2) Dutch Crohn’s and Colitis organization (CCUVN), Woerden, The Netherlands

DOI: http://dx.doi.org/10.15403/jgld.2014.1121.274.tor

Background & Aim: Patient-reported outcomes and experiences are indicative of the impact and the quality of care. Thioguanine, a generic drug initially developed for leukemia, has been explored and relicensed as a certified treatment for patients with inflammatory bowel diseases (IBD). The patients‘ perception of this treatment has not been evaluated before. In this study, we aimed to assess self-reported experiences with thioguanine for IBD.
Methods: Questionnaires were sent out to members of the Dutch National Crohn‘s and Colitis patient organization.
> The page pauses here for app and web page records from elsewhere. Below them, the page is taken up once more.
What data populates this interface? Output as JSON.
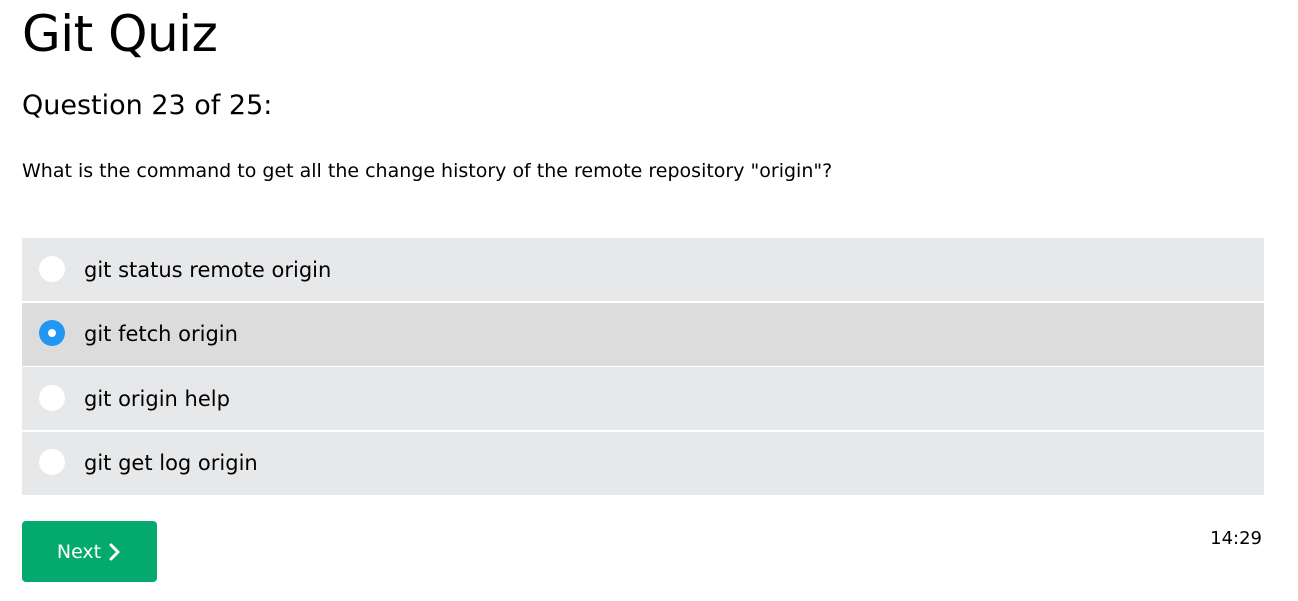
{
  "quiz": {
    "title": "Git Quiz",
    "question_number": "Question 23 of 25:",
    "question_text": "What is the command to get all the change history of the remote repository \"origin\"?",
    "options": [
      {
        "label": "git status remote origin",
        "selected": false
      },
      {
        "label": "git fetch origin",
        "selected": true
      },
      {
        "label": "git origin help",
        "selected": false
      },
      {
        "label": "git get log origin",
        "selected": false
      }
    ],
    "next_label": "Next",
    "next_icon": "chevron-right-icon",
    "timer": "14:29"
  },
  "colors": {
    "option_background": "#e7e8ea",
    "option_selected_background": "#dcdcdc",
    "radio_checked": "#2196f3",
    "next_button": "#04aa6d"
  }
}
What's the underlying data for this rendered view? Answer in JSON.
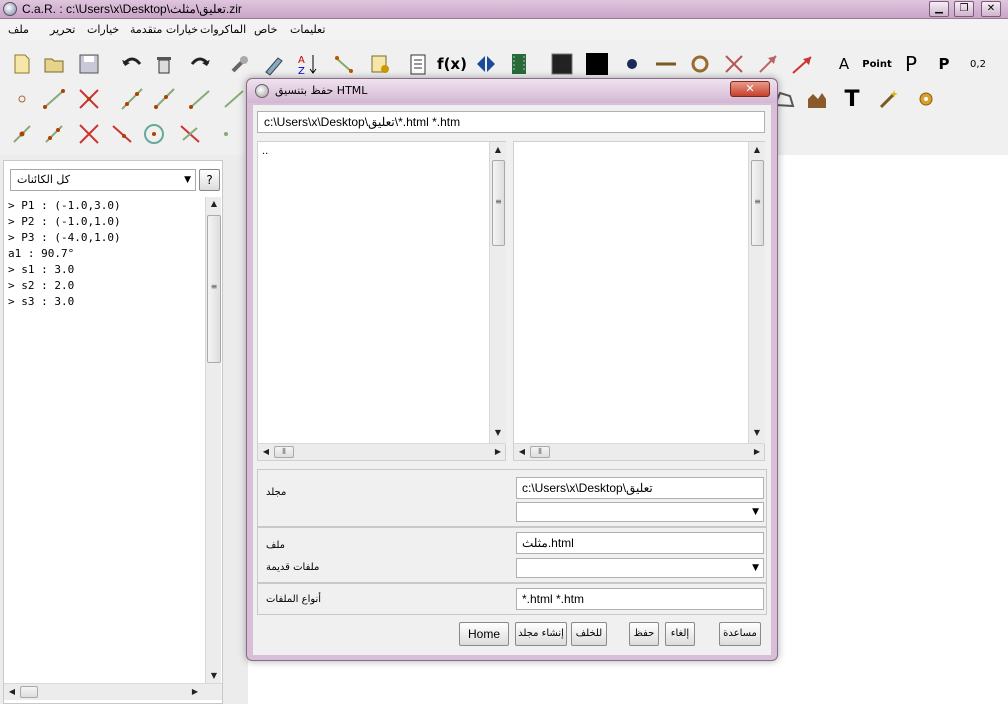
{
  "window": {
    "title": "C.a.R. : c:\\Users\\x\\Desktop\\تعليق\\مثلث.zir",
    "minimize": "▁",
    "maximize": "❐",
    "close": "✕"
  },
  "menu": [
    "ملف",
    "تحرير",
    "خيارات",
    "خيارات متقدمة",
    "الماكروات",
    "خاص",
    "تعليمات"
  ],
  "toolbar": {
    "fx_label": "f(x)",
    "point_label": "Point",
    "p_label": "P",
    "p_small_label": "P",
    "coord_label": "0,2",
    "text_label": "T",
    "a_label": "A"
  },
  "left_panel": {
    "filter_value": "كل الكائنات",
    "help_label": "?",
    "objects": [
      "> P1 : (-1.0,3.0)",
      "> P2 : (-1.0,1.0)",
      "> P3 : (-4.0,1.0)",
      "a1 : 90.7°",
      "> s1 : 3.0",
      "> s2 : 2.0",
      "> s3 : 3.0"
    ]
  },
  "dialog": {
    "title": "حفظ بتنسيق  HTML",
    "path": "c:\\Users\\x\\Desktop\\تعليق\\*.html *.htm",
    "dir_entry": "..",
    "folder_label": "مجلد",
    "folder_value": "c:\\Users\\x\\Desktop\\تعليق",
    "file_label": "ملف",
    "file_value": "مثلث.html",
    "old_files_label": "ملفات قديمة",
    "types_label": "أنواع الملفات",
    "types_value": "*.html *.htm",
    "buttons": {
      "home": "Home",
      "new_folder": "إنشاء مجلد",
      "back": "للخلف",
      "save": "حفظ",
      "cancel": "إلغاء",
      "help": "مساعدة"
    }
  }
}
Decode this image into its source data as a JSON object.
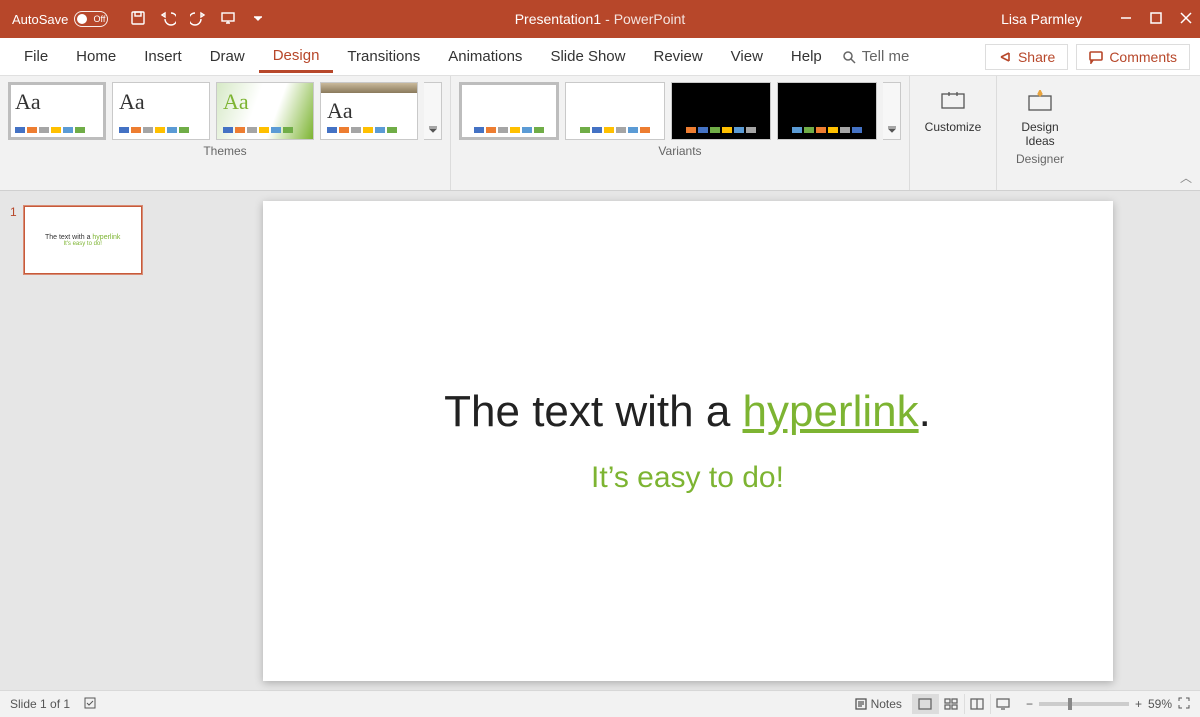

The Treatment Satisfaction with Medicines Questionnaire (SATMED-Q) was used to address questions regarding the satisfaction and impact of thioguanine therapy on the disease and their daily life. Furthermore, data on demographics, disease and (historical) treatment characteristics were collected. Openended questions were used for additional comments to the questionnaire.
Results: A total of 173 organization members (73% female) reported to be previous or current users of thioguanine. A total of 74% were satisfied with the effectiveness of thioguanine, whereas 5% were not. Eighty percent of the respondents were satisfied with the quality of care. A good or excellent impact on daily life was reported by 54%. A neutral or bad impact on daily life was reported by 40% and 6%, respectively. Improvement of disease activity was reported by 58%. This remained stable or worsened in 39% and 3%, respectively.
Conclusion: In this self-report survey, among thioguanine treated patients with IBD who had failed with traditional therapies, 80% reported satisfaction with medical care and 74% with the effectiveness of the therapy. In the evaluation of new or rediscovered therapies, patient-reported outcomes and experiences should be considered as a key instrument.
Key words: patient-reported outcomes – patient satisfaction – pharmacology – drug rediscovery – survey data – inflammatory bowel disease – Crohn’s disease – ulcerative colitis – thiopurines – thioguanine.
Abbreviations: IBD: inflammatory bowel diseases; NRH: nodular regenerative hyperplasia.